The E in STEAM
The E in STEAM stands for Engineering. Engineering in STEAM helps little ones learn how and why things work. Simple engineering concepts include learning cause and effect, creating, building, and problem-solving. Create an environment that is rich in a variety of materials. Some possible building materials to incorporate into your setting are wooden blocks in various sizes, cloth blocks, cardboard boxes, paper and plastic cups, bowls and plates, nesting cups, baking sheets, and cardboard tubes from paper towels or wrapping paper. Provide assorted toys such as balls, cars, and animals. When looking for materials to bring out, think about ones that are safe, open-ended, and can be combined with other materials/toys.
Here are 7 easy Engineering ideas to incorporate into your setting:
1. Dinnerware Stack
Offer the children paper and plastic cups, bowls, and plates. Let the children freely explore and build with the materials. They might experiment with stacking and nesting bowls or stacking plates on top of bowls. Preschool-aged children will likely have more complex building ideas.
2. Playdough Designs
Set out playdough, assorted craft sticks (regular, jumbo, wavy, etc.), chenille stems, sticks, and straws. Younger toddlers may just stick the materials into the playdough. Older children may try building, designing, and creating using the materials. They may use playdough to connect the materials as they build a box, structures, cars, or shapes.
3. Ramps and Toy Play
Help the children experiment with building different types of ramps. They might use blocks and baking sheets, try placing boxes at an angle, use cereal boxes, or use cardboard tubes. After they have built ramps, offer them assorted toys, such as balls, cars, small blocks, and animals. The children can learn about how objects move on ramps. Which ones move fast? How do the objects stop at the bottom of the ramp?

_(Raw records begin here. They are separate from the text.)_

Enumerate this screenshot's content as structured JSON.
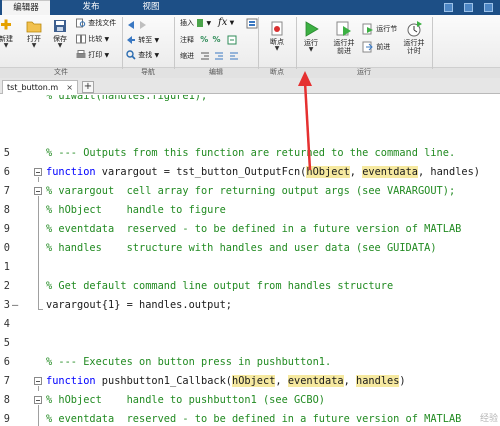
{
  "tabs": [
    "编辑器",
    "发布",
    "视图"
  ],
  "ribbon": {
    "file_group": {
      "label": "文件",
      "new": "新建",
      "open": "打开",
      "save": "保存",
      "find_files": "查找文件",
      "compare": "比较",
      "print": "打印"
    },
    "nav_group": {
      "label": "导航",
      "goto": "转至",
      "find": "查找"
    },
    "edit_group": {
      "label": "编辑",
      "insert": "插入",
      "fx": "fx",
      "comment": "注释",
      "indent": "缩进"
    },
    "breakpoint_group": {
      "label": "断点",
      "breakpoints": "断点"
    },
    "run_group": {
      "label": "运行",
      "run": "运行",
      "run_advance": "运行并\n前进",
      "run_section": "运行节",
      "advance": "前进",
      "run_time": "运行并\n计时"
    }
  },
  "file_tab": {
    "name": "tst_button.m",
    "close": "×",
    "add": "+"
  },
  "code": {
    "lines": [
      {
        "num": "",
        "dash": false,
        "fold": "",
        "segments": [
          {
            "t": "% uiwait(handles.figure1);",
            "c": "cm"
          }
        ]
      },
      {
        "num": "",
        "dash": false,
        "fold": "",
        "segments": []
      },
      {
        "num": "",
        "dash": false,
        "fold": "",
        "segments": []
      },
      {
        "num": "5",
        "dash": false,
        "fold": "",
        "segments": [
          {
            "t": "% --- Outputs from this function are returned to the command line.",
            "c": "cm"
          }
        ]
      },
      {
        "num": "6",
        "dash": false,
        "fold": "box",
        "segments": [
          {
            "t": "function",
            "c": "kw"
          },
          {
            "t": " varargout = tst_button_OutputFcn(",
            "c": "tx"
          },
          {
            "t": "hObject",
            "c": "hl"
          },
          {
            "t": ", ",
            "c": "tx"
          },
          {
            "t": "eventdata",
            "c": "hl"
          },
          {
            "t": ", handles)",
            "c": "tx"
          }
        ]
      },
      {
        "num": "7",
        "dash": false,
        "fold": "box",
        "segments": [
          {
            "t": "% varargout  cell array for returning output args (see VARARGOUT);",
            "c": "cm"
          }
        ]
      },
      {
        "num": "8",
        "dash": false,
        "fold": "line",
        "segments": [
          {
            "t": "% hObject    handle to figure",
            "c": "cm"
          }
        ]
      },
      {
        "num": "9",
        "dash": false,
        "fold": "line",
        "segments": [
          {
            "t": "% eventdata  reserved - to be defined in a future version of MATLAB",
            "c": "cm"
          }
        ]
      },
      {
        "num": "0",
        "dash": false,
        "fold": "line",
        "segments": [
          {
            "t": "% handles    structure with handles and user data (see GUIDATA)",
            "c": "cm"
          }
        ]
      },
      {
        "num": "1",
        "dash": false,
        "fold": "line",
        "segments": []
      },
      {
        "num": "2",
        "dash": false,
        "fold": "line",
        "segments": [
          {
            "t": "% Get default command line output from handles structure",
            "c": "cm"
          }
        ]
      },
      {
        "num": "3",
        "dash": true,
        "fold": "end",
        "segments": [
          {
            "t": "varargout{1} = handles.output;",
            "c": "tx"
          }
        ]
      },
      {
        "num": "4",
        "dash": false,
        "fold": "",
        "segments": []
      },
      {
        "num": "5",
        "dash": false,
        "fold": "",
        "segments": []
      },
      {
        "num": "6",
        "dash": false,
        "fold": "",
        "segments": [
          {
            "t": "% --- Executes on button press in pushbutton1.",
            "c": "cm"
          }
        ]
      },
      {
        "num": "7",
        "dash": false,
        "fold": "box",
        "segments": [
          {
            "t": "function",
            "c": "kw"
          },
          {
            "t": " pushbutton1_Callback(",
            "c": "tx"
          },
          {
            "t": "hObject",
            "c": "hl"
          },
          {
            "t": ", ",
            "c": "tx"
          },
          {
            "t": "eventdata",
            "c": "hl"
          },
          {
            "t": ", ",
            "c": "tx"
          },
          {
            "t": "handles",
            "c": "hl"
          },
          {
            "t": ")",
            "c": "tx"
          }
        ]
      },
      {
        "num": "8",
        "dash": false,
        "fold": "box",
        "segments": [
          {
            "t": "% hObject    handle to pushbutton1 (see GCBO)",
            "c": "cm"
          }
        ]
      },
      {
        "num": "9",
        "dash": false,
        "fold": "line",
        "segments": [
          {
            "t": "% eventdata  reserved - to be defined in a future version of MATLAB",
            "c": "cm"
          }
        ]
      }
    ]
  },
  "watermark": "经验",
  "colors": {
    "titlebar": "#1d4f86",
    "comment": "#228b22",
    "keyword": "#0000ff",
    "highlight": "#f6e9a0",
    "annotation_arrow": "#e53030"
  }
}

4. Animal Bridges
Offer the children jumbo craft sticks, plastic or paper cups, and toy animals. Invite the children to think of ways to build bridges for the animals to walk across. Observe the ways they build and design with the materials. Notice their play with the animals. If frustrations arise, help scaffold and problem solve by asking questions and providing comments.
5. Magnetic Tiles Build
Set out enclosed magnetic tiles such as Magna-Tiles®. Encourage the children to use the pieces to create structures, combine tiles to make shapes, and play in other ways. Use them on light tables to support additional science concepts such as learning about light. Preschool-aged children might enjoy drawing their completed structures with paper and colored pencils.
6. Loose Parts
Loose parts are a great tool to keep children engaged with hands-on free play and learning. Be mindful and cautious about the materials you incorporate, especially with younger toddlers. Loose parts include pine cones, large pom-poms, large cottons balls, tiles, fabric, bath poufs, large spoons, whisks, lids (mason jar lids/baby food lids), unused sponges, and feathers. For preschool-aged children you can incorporate smaller materials such as washers, screws, corks, rocks, and buttons. Be sure to supervise closely. Encourage children to discover and play. For example, a pine cone to an older infant might be a ball, whereas a toddler might use it as a tree.
7. Block Centers
Having a Block Center (called the Blocks Exploration Station in the FunShine Express curriculum) is important to children’s learning and incorporating engineering ideas into your room. Be sure to rotate materials frequently, and observe children’s interests to know what to add to the area.
What is STEAM?
STEAM stands for Science, Technology, Engineering, Art, and Mathematics. Many people think that STEAM can only be used with older, school-aged children. However, toddlers and preschoolers are naturally curious and enjoy exploring, discovering, and solving problems. STEAM can be an easy way to incorporate hands-on play and learning. Follow along to learn more about each component of STEAM and some activities to try with your little learners.